In addition to covering serious topics like Apple’s legacy, Cook also raved about Apple’s manufacturing prowess and its status as an engine of job creation in the US. Additionally, he thinks the smartphone industry is nowhere near reaching the point of maturity and insisted that there’s still plenty of room for innovation and growth. Reaching for a metaphor, he pointed out that no one would argue a 12-year-old is now mature, which time-wise would be comparable to the longevity thus far of the smartphone industry’s existence.

Meantime, he also took time out to connect with App Store developers, tour Apple stores, and talk with suppliers.

While in Japan, his meetings also included self-taught developer Masako Wakamiya, who’s 84 years old. Cook also praised Apple’s relationship with suppliers and the diversity of its supply chain, pointing to companies like Seiko Advance. “The way that we do manufacturing is we look at all countries and look to see what skills are resident in each country, and we pick the best,” he said. “They’re the reason that we’re able to put this color on the iPhone. We’ve worked with them for years and we’ve grown together. Both parties enjoy working together, we push each other to innovate more.”

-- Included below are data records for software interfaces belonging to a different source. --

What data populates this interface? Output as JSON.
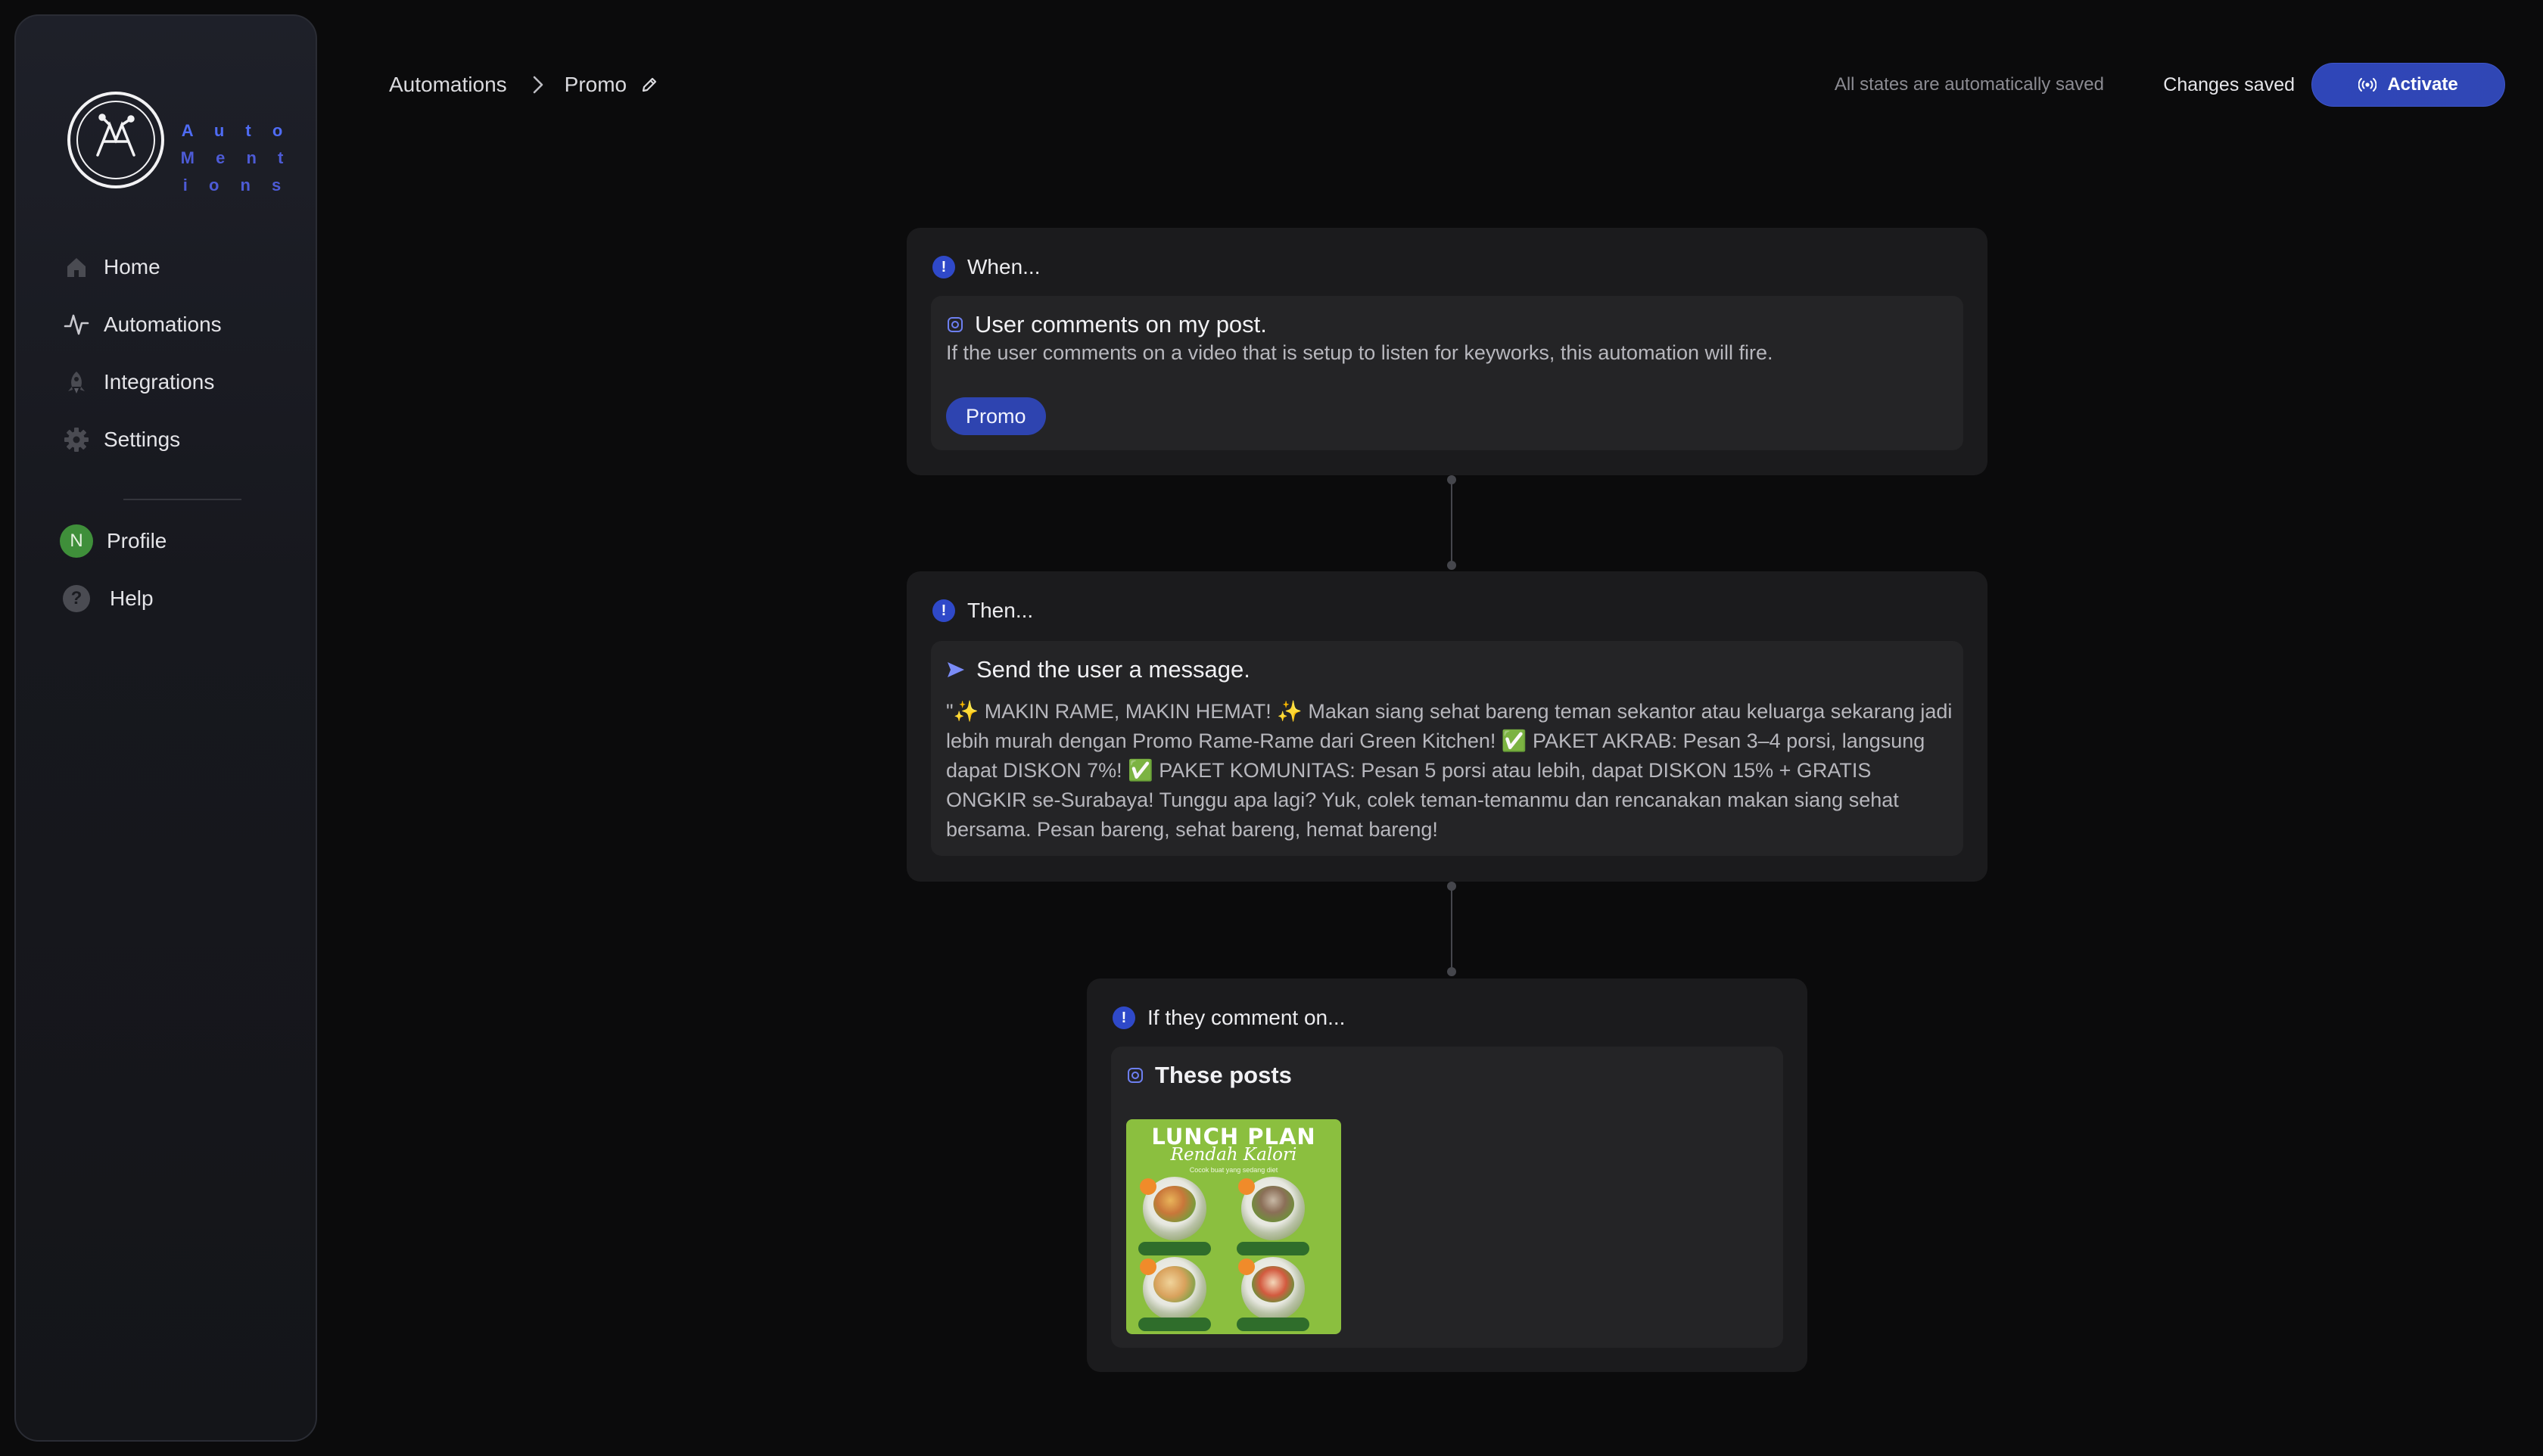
{
  "brand": {
    "line1": "A u t o",
    "line2": "M e n t i o n s"
  },
  "sidebar": {
    "items": [
      {
        "label": "Home",
        "icon": "home-icon"
      },
      {
        "label": "Automations",
        "icon": "activity-icon"
      },
      {
        "label": "Integrations",
        "icon": "rocket-icon"
      },
      {
        "label": "Settings",
        "icon": "gear-icon"
      }
    ],
    "profile": {
      "label": "Profile",
      "avatar_initial": "N",
      "avatar_color": "#3f8f3a"
    },
    "help": {
      "label": "Help",
      "icon_glyph": "?"
    }
  },
  "header": {
    "breadcrumb": [
      "Automations",
      "Promo"
    ],
    "autosave_note": "All states are automatically saved",
    "status": "Changes saved",
    "activate_label": "Activate"
  },
  "flow": {
    "trigger": {
      "heading": "When...",
      "title": "User comments on my post.",
      "description": "If the user comments on a video that is setup to listen for keyworks, this automation will fire.",
      "keyword": "Promo"
    },
    "action": {
      "heading": "Then...",
      "title": "Send the user a message.",
      "message": "\"✨ MAKIN RAME, MAKIN HEMAT! ✨ Makan siang sehat bareng teman sekantor atau keluarga sekarang jadi lebih murah dengan Promo Rame-Rame dari Green Kitchen! ✅ PAKET AKRAB: Pesan 3–4 porsi, langsung dapat DISKON 7%! ✅ PAKET KOMUNITAS: Pesan 5 porsi atau lebih, dapat DISKON 15% + GRATIS ONGKIR se-Surabaya! Tunggu apa lagi? Yuk, colek teman-temanmu dan rencanakan makan siang sehat bersama. Pesan bareng, sehat bareng, hemat bareng!"
    },
    "posts": {
      "heading": "If they comment on...",
      "title": "These posts",
      "thumb": {
        "title": "LUNCH PLAN",
        "subtitle": "Rendah Kalori",
        "tagline": "Cocok buat yang sedang diet",
        "background": "#8bbf3f"
      }
    }
  },
  "colors": {
    "accent": "#2f46b8",
    "background": "#0b0b0c",
    "card": "#1b1b1d",
    "card_inner": "#242426"
  }
}
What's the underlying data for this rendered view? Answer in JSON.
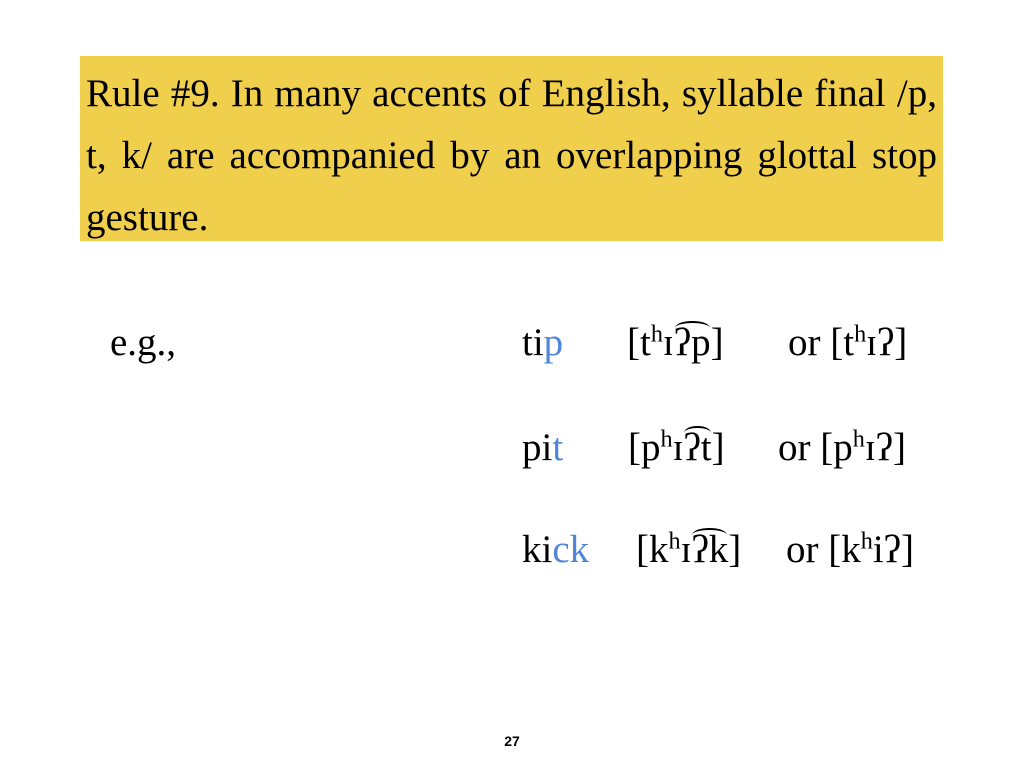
{
  "rule": {
    "text": "Rule #9. In many accents of English, syllable final /p, t, k/ are accompanied by an overlapping glottal stop gesture.",
    "background_color": "#f0cf4c"
  },
  "examples": {
    "label": "e.g.,",
    "highlight_color": "#4f86d8",
    "rows": [
      {
        "word_stem": "ti",
        "word_highlight": "p",
        "ipa": {
          "open": "[t",
          "aspiration": "h",
          "vowel": "ɪ",
          "tied": "ʔp",
          "close": "]"
        },
        "alt": {
          "open": "or [t",
          "aspiration": "h",
          "rest": "ɪʔ]"
        }
      },
      {
        "word_stem": "pi",
        "word_highlight": "t",
        "ipa": {
          "open": "[p",
          "aspiration": "h",
          "vowel": "ɪ",
          "tied": "ʔt",
          "close": "]"
        },
        "alt": {
          "open": "or [p",
          "aspiration": "h",
          "rest": "ɪʔ]"
        }
      },
      {
        "word_stem": "ki",
        "word_highlight": "ck",
        "ipa": {
          "open": "[k",
          "aspiration": "h",
          "vowel": "ɪ",
          "tied": "ʔk",
          "close": "]"
        },
        "alt": {
          "open": "or [k",
          "aspiration": "h",
          "rest": "iʔ]"
        }
      }
    ]
  },
  "footer": {
    "page_number": "27"
  }
}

Andy is a reporter in Memphis who also contributes to outlets like Fast Company and The Guardian. When he’s not writing about technology, he can be found hunched protectively over his burgeoning collection of vinyl, as well as nursing his Whovianism and bingeing on a variety of TV shows you probably don’t like.